Security researchers have identified new Zeus malware samples targeting Android and BlackBerry devices.
Despite its significant user base within enterprises, BlackBerry devices have managed to stay off the radar for malware writers. That may be ending, as Kaspersky Lab recently analyzed four new Zeus-in-the-mobile (Zitmo) samples targeting BlackBerry users in Germany, Spain, and Italy, Denis Maslennikov, a researcher at Kaspersky Lab wrote on the company’s Securelist blog. These variants were communicating with two command-and-control cell phone numbers associated with a Swedish mobile operator.
Zitmo refers to a version of the Zeus malware that specifically targets mobile devices. Previous Zitmos variants masqueraded as banking security applications or security add-ons to circumvent out-of-band authentication systems used by some financial institutions by intercepting one-time passwords sent via text message and forwarding it to a another cell number that acted as a command-and-control device.
“Yes, finally we’ve got a ZitMo dropper file for BlackBerry,” Maslennikov wrote.
The samples were three .cod files and one .jar file with a .cod file inside. The BlackBerry variants didn’t have any major differences from other Zitmo versions in the wild, other than grammatical corrections, Maslennikov said. The list of commands used by the malware remained the same, according to the blog post.
Maslennikov also identified a new Zitmo variant for Android using the same command and control (C&C) numbers as the BlackBerry versions. While previous Android variants have been primitive, the latest.apk dropper, which shows up as an app “Zertifikat,” looks “more similar to ‘classic'” Zitmo, he said. When executed, it displays a message in German that the installation was successful, along with an activation code.
The Android sample and the BlackBerry samples appear to share the same message within the code, Maslennikov said.

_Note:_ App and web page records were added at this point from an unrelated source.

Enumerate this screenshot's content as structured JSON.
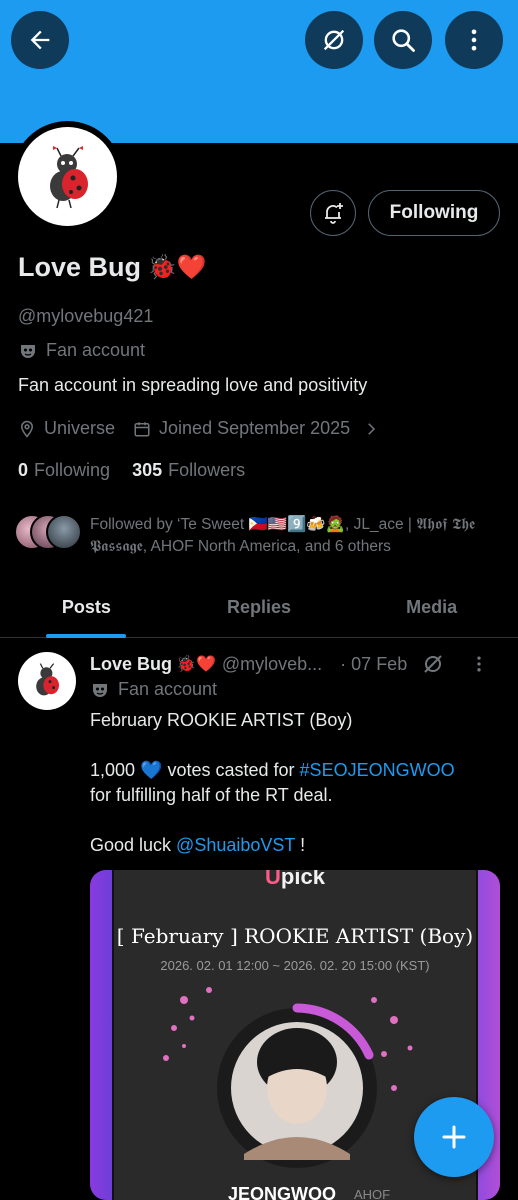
{
  "header": {
    "back_icon": "arrow-left-icon",
    "grok_icon": "grok-icon",
    "search_icon": "search-icon",
    "more_icon": "more-vertical-icon"
  },
  "profile": {
    "name": "Love Bug",
    "name_emojis": "🐞❤️",
    "handle": "@mylovebug421",
    "account_label": "Fan account",
    "bio": "Fan account in spreading love and positivity",
    "location": "Universe",
    "joined": "Joined September 2025",
    "following_count": "0",
    "following_label": "Following",
    "followers_count": "305",
    "followers_label": "Followers",
    "following_button": "Following",
    "followed_by": "Followed by ‘Te Sweet 🇵🇭🇺🇸9️⃣🍻🧟, JL_ace | 𝕬𝖍𝖔𝖋 𝕿𝖍𝖊 𝕻𝖆𝖘𝖘𝖆𝖌𝖊, AHOF North America, and 6 others"
  },
  "tabs": [
    {
      "label": "Posts",
      "active": true
    },
    {
      "label": "Replies",
      "active": false
    },
    {
      "label": "Media",
      "active": false
    }
  ],
  "post": {
    "name": "Love Bug",
    "name_emojis": "🐞❤️",
    "handle": "@myloveb...",
    "date": "· 07 Feb",
    "account_label": "Fan account",
    "line1": "February ROOKIE ARTIST (Boy)",
    "line2_pre": "1,000 ",
    "line2_emoji": "💙",
    "line2_post": " votes casted for ",
    "hashtag": "#SEOJEONGWOO",
    "line3": "for fulfilling half of the RT deal.",
    "line4_pre": "Good luck ",
    "mention": "@ShuaiboVST",
    "line4_post": " !",
    "media": {
      "brand": "Upick",
      "title": "[ February ] ROOKIE ARTIST (Boy)",
      "date_range": "2026. 02. 01 12:00 ~ 2026. 02. 20 15:00 (KST)",
      "artist_name": "JEONGWOO",
      "artist_sub": "AHOF"
    }
  },
  "colors": {
    "accent": "#1d9bf0",
    "background": "#000000",
    "muted": "#71767b",
    "text": "#e7e9ea"
  }
}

The Android sample also included a self-issued certificate that indicates it was developed less than a month ago, he said.

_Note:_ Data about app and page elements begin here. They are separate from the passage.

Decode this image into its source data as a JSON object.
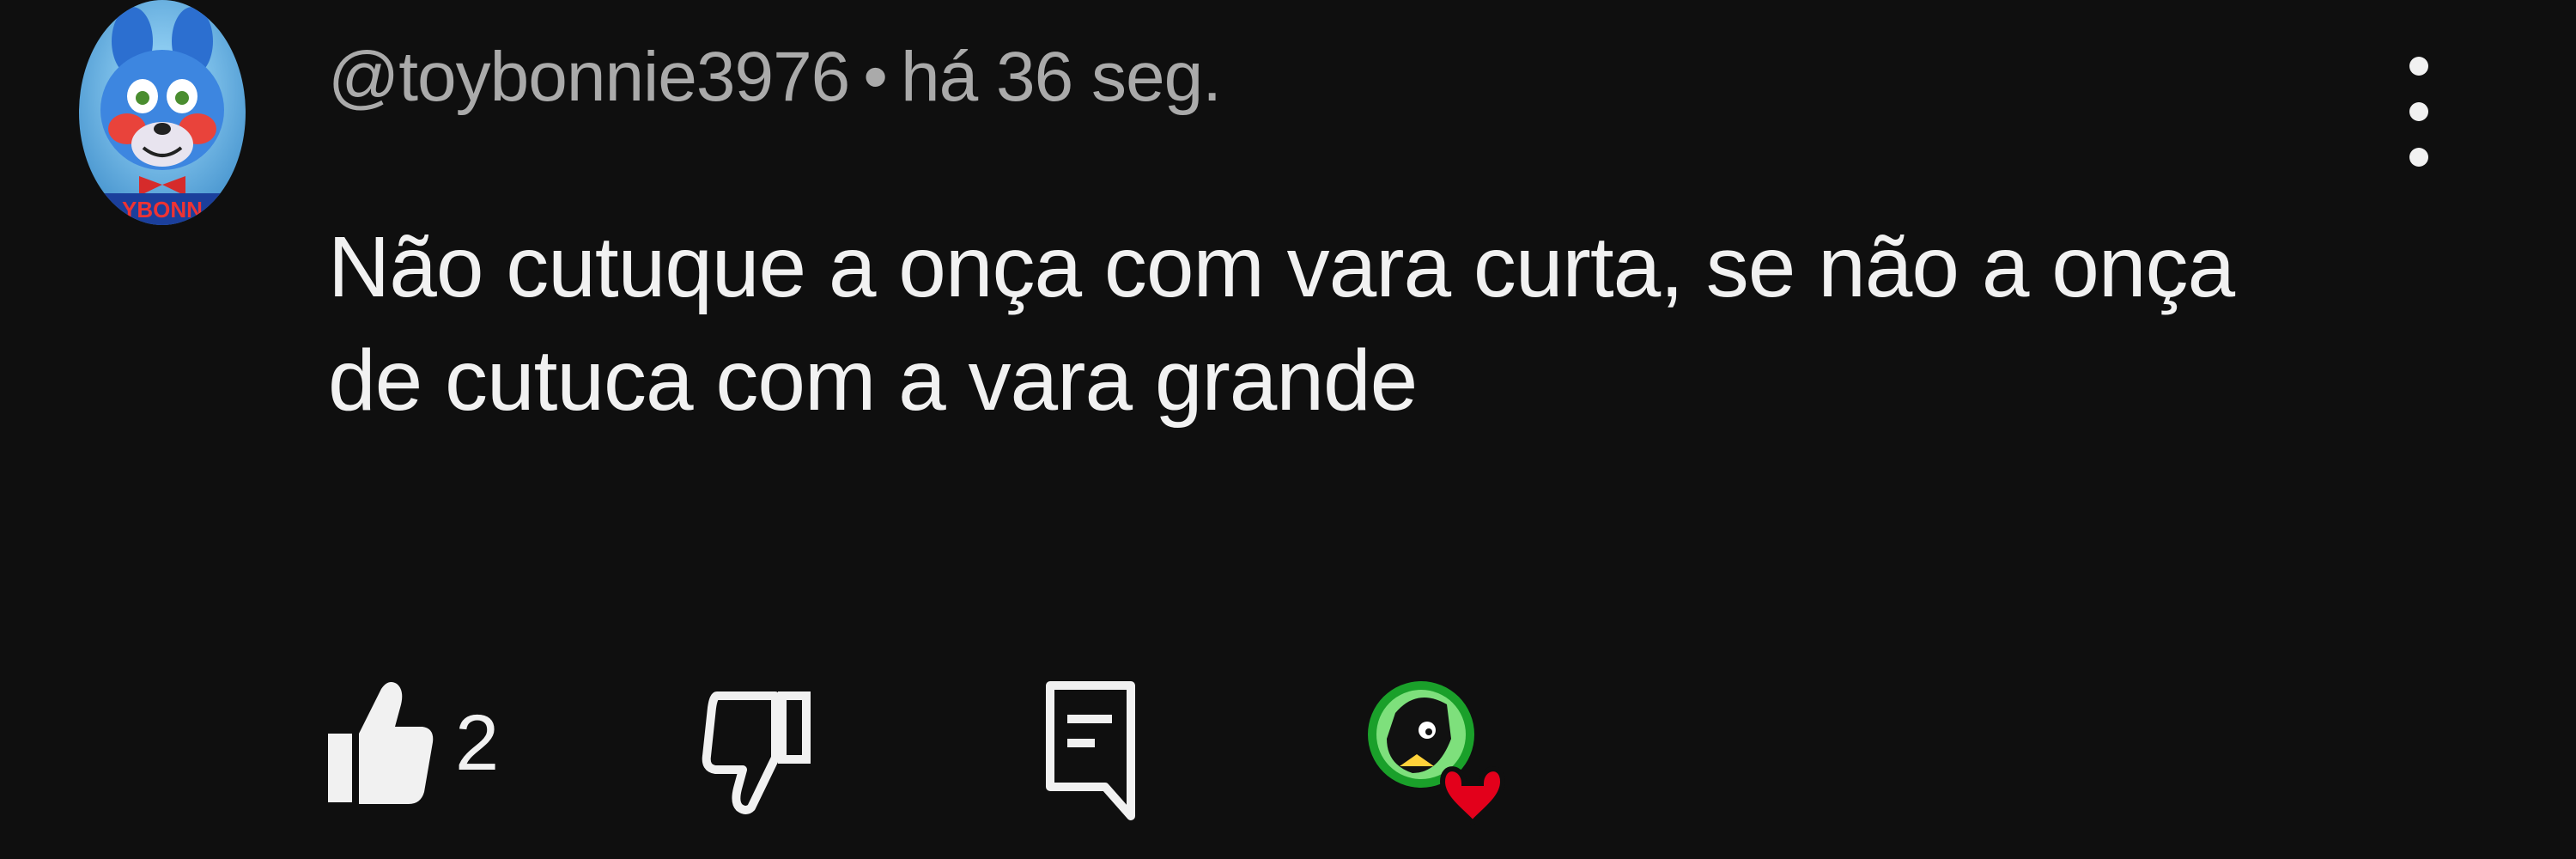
{
  "comment": {
    "author": "@toybonnie3976",
    "separator": "•",
    "timestamp": "há 36 seg.",
    "text": "Não cutuque a onça com vara curta, se não a onça de cutuca com a vara grande",
    "avatar_text": "YBONN"
  },
  "actions": {
    "like_count": "2"
  },
  "icons": {
    "like": "thumbs-up-icon",
    "dislike": "thumbs-down-icon",
    "reply": "reply-icon",
    "more": "more-vert-icon",
    "creator_heart": "creator-heart-icon"
  },
  "colors": {
    "background": "#0f0f0f",
    "text": "#f1f1f1",
    "meta_text": "#aaaaaa",
    "heart": "#e3001b"
  }
}
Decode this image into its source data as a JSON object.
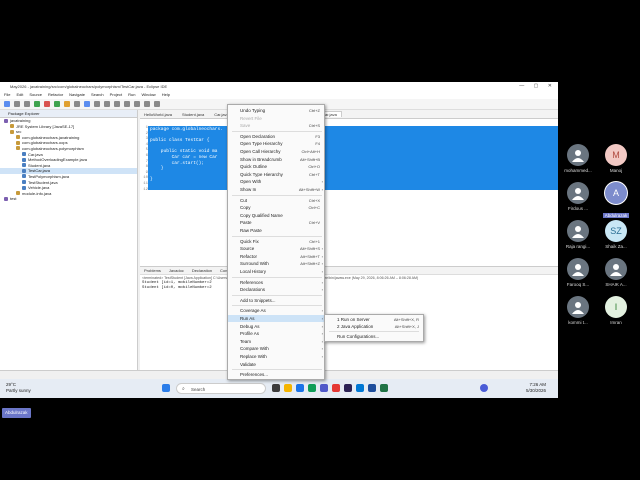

“It’s not that often when we hear/find new wave of Zeus-in-the-mobile (or SpyEye-in-the-mobile) attack,” Maslennikov wrote.
Compared to other mobile platforms, including iOS, Android, Windows Phone and Symbian, BlackBerry has avoided being a big target despite its significant install base amongst enterprises and government agencies. Even so, Research in Motion, the company behind this mobile platform, has not been sitting back and taking it easy, Adrian Stone, director of security response at RIM, told SecurityWeek at the recent Black Hat security conference in Las Vegas. The company has been “opening up dialogue with researchers” and encouraging communication between the researchers and engineers to discuss vulnerabilities and issues in the platform, Stone said.
Collaborating on research is important because the vulnerability doesn’t have to be within BlackBerry’s code to compromise the platform, Stone noted. For example, researchers exploited issues in the open source browser engine Webkit to hack a BlackBerry last year’s CanSecWest Pwn2Own contest. It’s about “protecting the ecosystem,” as one vulnerability identified in one platform can easily exist in another platform, Stone said.